    A few congressional candidates did demand Rummy's resignation at the last minute when they realized they were in serious trouble over Iraq but it was to little to late and just looked like a cheap political tactic to save their skins.

    It was just beyond bizarre for Bush to pat Dick and Don on the back right before the election and say they were going to be there for the duration of his second term. I can't seriously believe he had really decided to get rid of him at that point. It makes him look either deceitful, foolish or both.

    For people who used to be pretty politically astute they seemed to have developed a real tin political ear. Maybe they never really had a good ear, they just noticed the Democrats suched and they could ride 9/11 and and gay bashing to victory for a while. Rumsfeld and Cheney are popular with almost no one at this point, Democrats or Republicans. The only people still in their court are the rabid pro Israeli lobby, like Lieberman, who got us in to this mess in the first place. At this point Israel and Iran are about the only two places where there are still people who still like the war in Iraq, Israel because it got rid of one of the two biggest threats on their borders, one who shot missiles at them, and Iran because it appears they will be the big winner of this foolish war in the end. I wager even Israel will regret the whole thing when an Iranian friendly Shia theocracy is in full bloom in Iraq. Turkey will also be royally pissed when Northern Iraq turns in to an independent Kurdistan and tries to seize the Kurdish regions of Turkey.
  • by Sassinak ( 150422 ) <sassinak AT sdf DOT lonestar DOT org> on Wednesday November 08, 2006 @10:45PM (#16779519) Homepage
    The reason I ask the question is that what you say is quite true for specific branches of the military.

    Having worked for all the branches at various times (both during peaceful times and "escalations") I can certainly attest that what has been said by others ("meat heads") is true to a limited extent.

    The Airforce has always been a specialist branch. (A 9-5 job.

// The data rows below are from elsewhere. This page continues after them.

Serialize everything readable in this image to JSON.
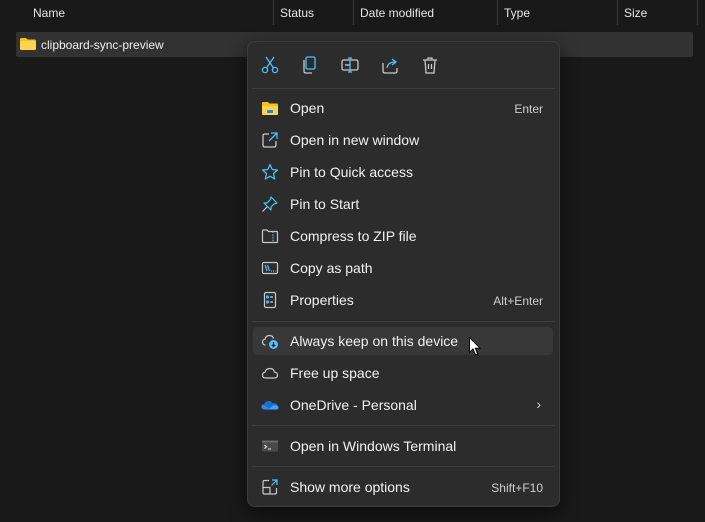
{
  "header": {
    "columns": [
      "Name",
      "Status",
      "Date modified",
      "Type",
      "Size"
    ]
  },
  "file_row": {
    "name": "clipboard-sync-preview"
  },
  "context_menu": {
    "toolbar": [
      {
        "icon": "cut-icon",
        "label": "Cut"
      },
      {
        "icon": "copy-icon",
        "label": "Copy"
      },
      {
        "icon": "rename-icon",
        "label": "Rename"
      },
      {
        "icon": "share-icon",
        "label": "Share"
      },
      {
        "icon": "delete-icon",
        "label": "Delete"
      }
    ],
    "items": [
      {
        "label": "Open",
        "shortcut": "Enter",
        "icon": "folder-open-icon"
      },
      {
        "label": "Open in new window",
        "shortcut": "",
        "icon": "open-new-window-icon"
      },
      {
        "label": "Pin to Quick access",
        "shortcut": "",
        "icon": "star-icon"
      },
      {
        "label": "Pin to Start",
        "shortcut": "",
        "icon": "pin-icon"
      },
      {
        "label": "Compress to ZIP file",
        "shortcut": "",
        "icon": "zip-icon"
      },
      {
        "label": "Copy as path",
        "shortcut": "",
        "icon": "copy-path-icon"
      },
      {
        "label": "Properties",
        "shortcut": "Alt+Enter",
        "icon": "properties-icon"
      },
      {
        "label": "Always keep on this device",
        "shortcut": "",
        "icon": "cloud-download-icon"
      },
      {
        "label": "Free up space",
        "shortcut": "",
        "icon": "cloud-icon"
      },
      {
        "label": "OneDrive - Personal",
        "shortcut": "",
        "icon": "onedrive-icon",
        "submenu": true
      },
      {
        "label": "Open in Windows Terminal",
        "shortcut": "",
        "icon": "terminal-icon"
      },
      {
        "label": "Show more options",
        "shortcut": "Shift+F10",
        "icon": "more-options-icon"
      }
    ]
  },
  "colors": {
    "accent": "#4cc2ff",
    "menu_bg": "#2c2c2c",
    "hover_bg": "#383838",
    "folder": "#f8c21c"
  }
}
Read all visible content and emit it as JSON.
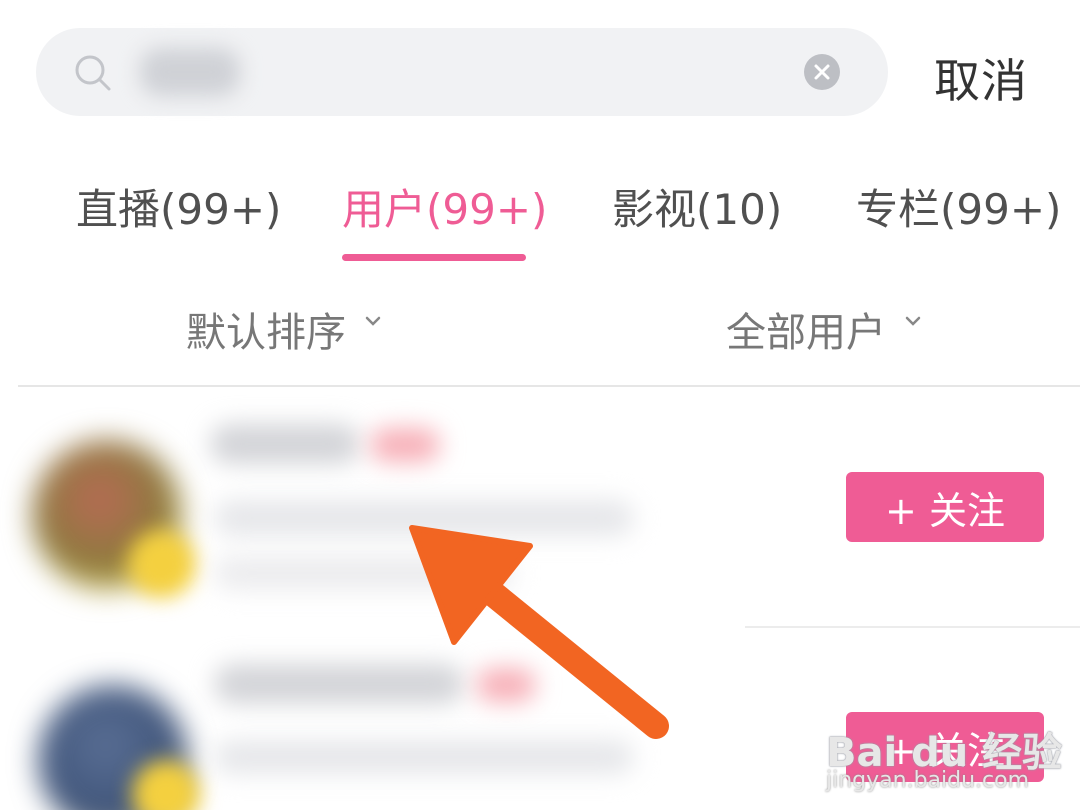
{
  "search": {
    "cancel_label": "取消"
  },
  "tabs": [
    {
      "label": "直播(99+)",
      "active": false
    },
    {
      "label": "用户(99+)",
      "active": true
    },
    {
      "label": "影视(10)",
      "active": false
    },
    {
      "label": "专栏(99+)",
      "active": false
    }
  ],
  "filters": [
    {
      "label": "默认排序",
      "icon": "chevron-down-icon"
    },
    {
      "label": "全部用户",
      "icon": "chevron-down-icon"
    }
  ],
  "results": [
    {
      "follow_label": "+ 关注"
    },
    {
      "follow_label": "+ 关注"
    }
  ],
  "watermark": {
    "brand": "Bai du 经验",
    "url": "jingyan.baidu.com"
  },
  "colors": {
    "accent": "#ef5c95",
    "arrow": "#f26522"
  }
}
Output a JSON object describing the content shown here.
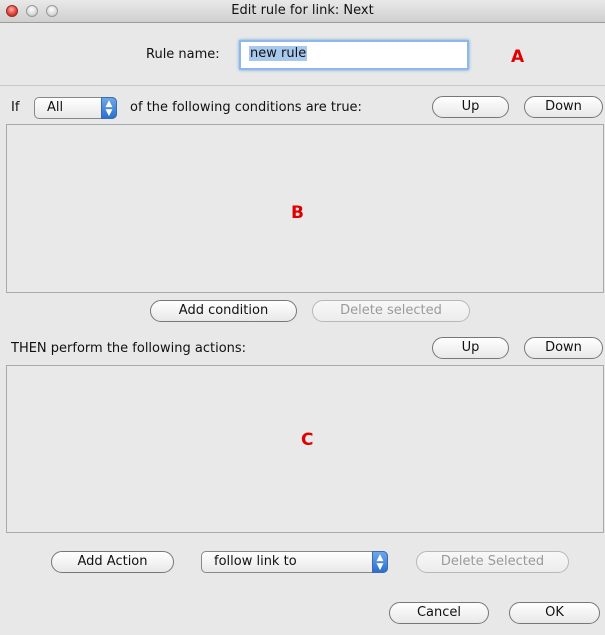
{
  "window": {
    "title": "Edit rule for link: Next"
  },
  "rule": {
    "name_label": "Rule name:",
    "name_value": "new rule",
    "marker_a": "A"
  },
  "conditions": {
    "if_label": "If",
    "match_select": "All",
    "suffix_label": "of the following conditions are true:",
    "up_label": "Up",
    "down_label": "Down",
    "marker_b": "B",
    "add_label": "Add condition",
    "delete_label": "Delete selected"
  },
  "actions": {
    "then_label": "THEN perform the following actions:",
    "up_label": "Up",
    "down_label": "Down",
    "marker_c": "C",
    "add_label": "Add Action",
    "type_select": "follow link to",
    "delete_label": "Delete Selected"
  },
  "footer": {
    "cancel_label": "Cancel",
    "ok_label": "OK"
  }
}
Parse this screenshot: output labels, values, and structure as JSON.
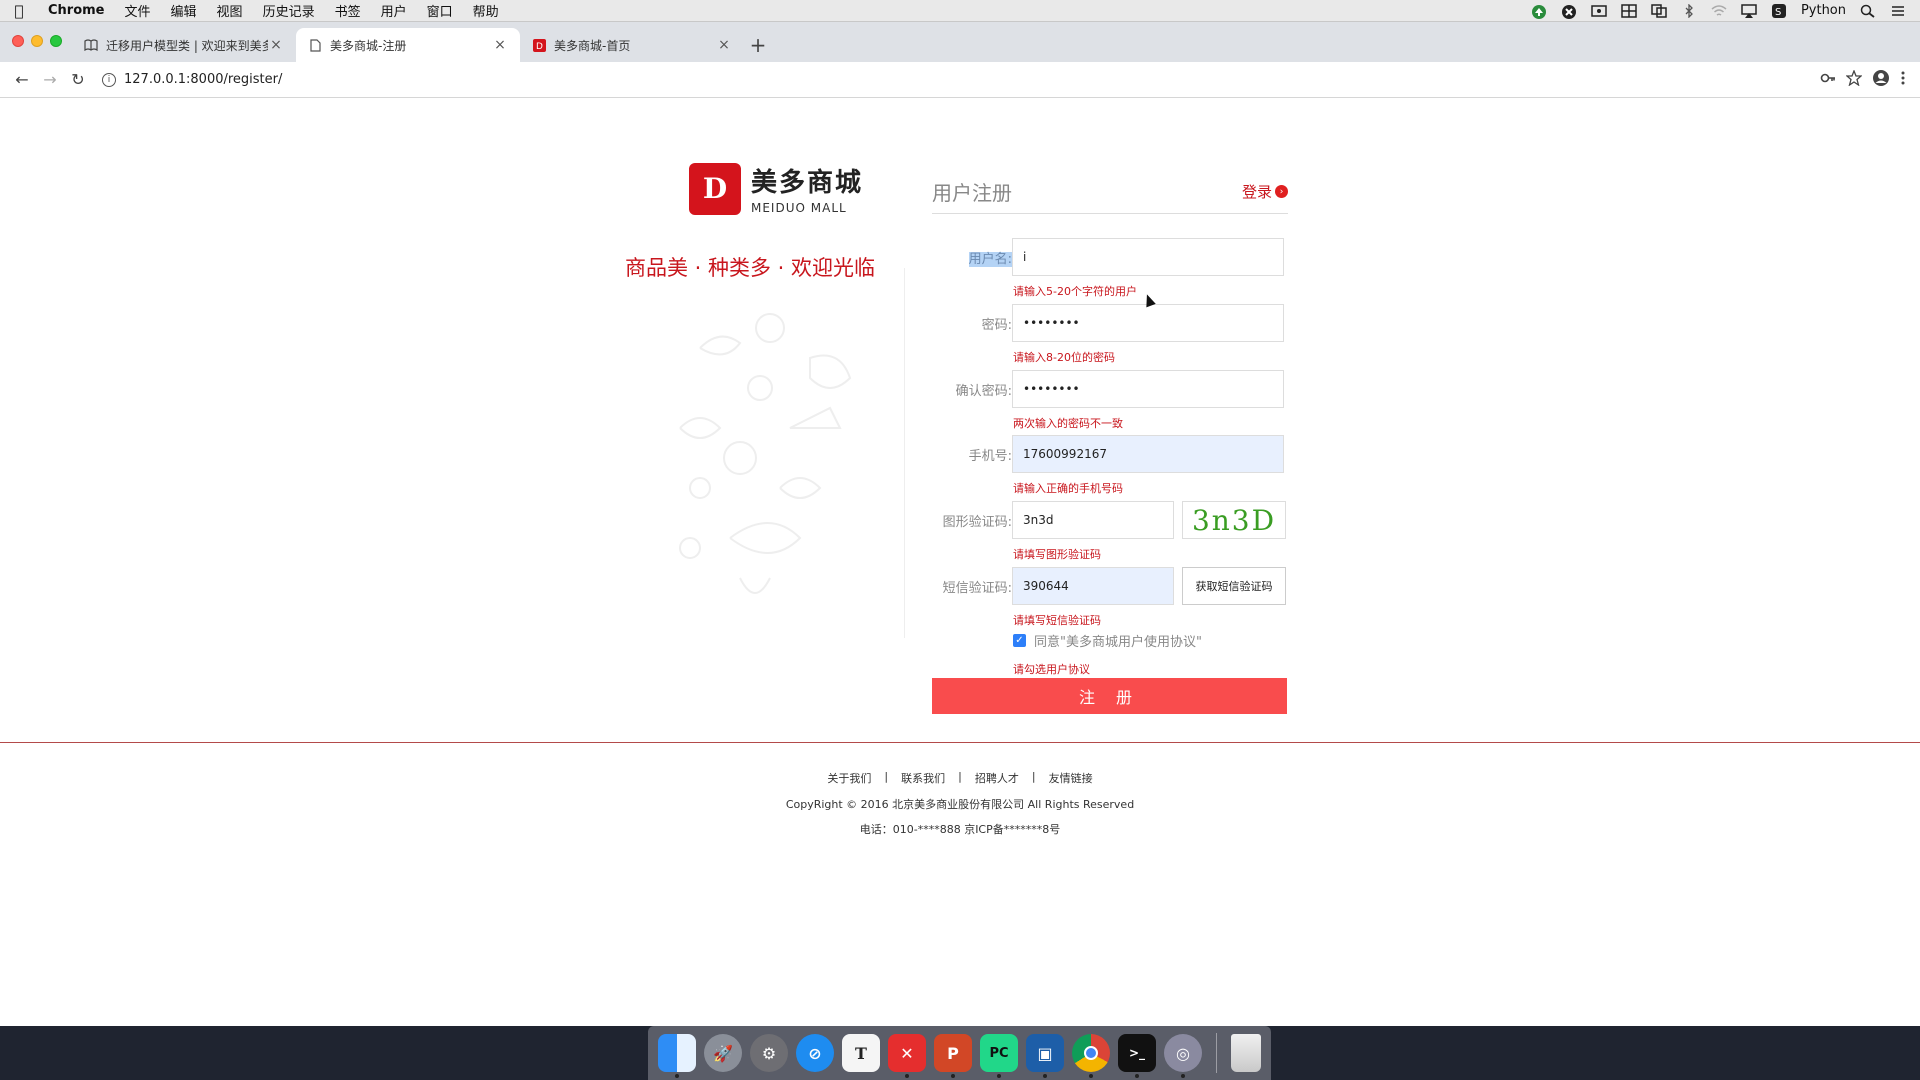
{
  "menubar": {
    "app_name": "Chrome",
    "items": [
      "文件",
      "编辑",
      "视图",
      "历史记录",
      "书签",
      "用户",
      "窗口",
      "帮助"
    ],
    "right_label": "Python"
  },
  "tabs": [
    {
      "title": "迁移用户模型类 | 欢迎来到美多",
      "active": false
    },
    {
      "title": "美多商城-注册",
      "active": true
    },
    {
      "title": "美多商城-首页",
      "active": false
    }
  ],
  "address": {
    "url": "127.0.0.1:8000/register/"
  },
  "brand": {
    "logo_mark": "D",
    "name_cn": "美多商城",
    "name_en": "MEIDUO MALL",
    "slogan": "商品美 · 种类多 · 欢迎光临"
  },
  "register": {
    "title": "用户注册",
    "login_link": "登录",
    "fields": {
      "username": {
        "label": "用户名:",
        "value": "i",
        "error": "请输入5-20个字符的用户"
      },
      "password": {
        "label": "密码:",
        "value": "••••••••",
        "error": "请输入8-20位的密码"
      },
      "password2": {
        "label": "确认密码:",
        "value": "••••••••",
        "error": "两次输入的密码不一致"
      },
      "mobile": {
        "label": "手机号:",
        "value": "17600992167",
        "error": "请输入正确的手机号码"
      },
      "image_code": {
        "label": "图形验证码:",
        "value": "3n3d",
        "error": "请填写图形验证码",
        "captcha_text": "3n3D"
      },
      "sms_code": {
        "label": "短信验证码:",
        "value": "390644",
        "error": "请填写短信验证码",
        "button": "获取短信验证码"
      }
    },
    "agreement": {
      "text": "同意\"美多商城用户使用协议\"",
      "error": "请勾选用户协议"
    },
    "submit": "注 册"
  },
  "footer": {
    "links": [
      "关于我们",
      "联系我们",
      "招聘人才",
      "友情链接"
    ],
    "separator": "|",
    "copyright": "CopyRight © 2016 北京美多商业股份有限公司 All Rights Reserved",
    "phone": "电话：010-****888  京ICP备*******8号"
  },
  "dock": {
    "apps": [
      "finder",
      "launchpad",
      "system-preferences",
      "safari",
      "typora",
      "xmind",
      "powerpoint",
      "pycharm",
      "virtualbox",
      "chrome",
      "terminal",
      "photo-app",
      "trash"
    ]
  }
}
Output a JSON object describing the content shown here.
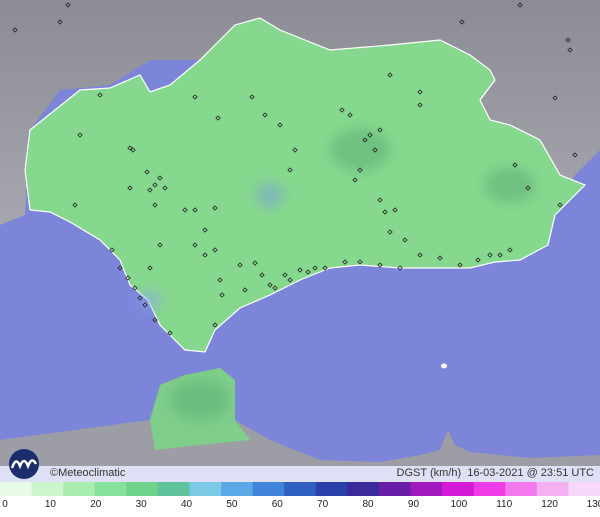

Wake up, have your coffee, go bomb a few people, come home for lunch, bomb a few more, have dinner then enjoy the entertainment of your choice).

    The same is true for the Marines (which historially has been a elite and small outfit). Except no 9-5, and less perks.

    The Army and Navy have at times recruted on the basis of being able to listen and shoot (and not always both of them, depending on the need for bodies).

Many aligators will be slain, but the swamp will remain.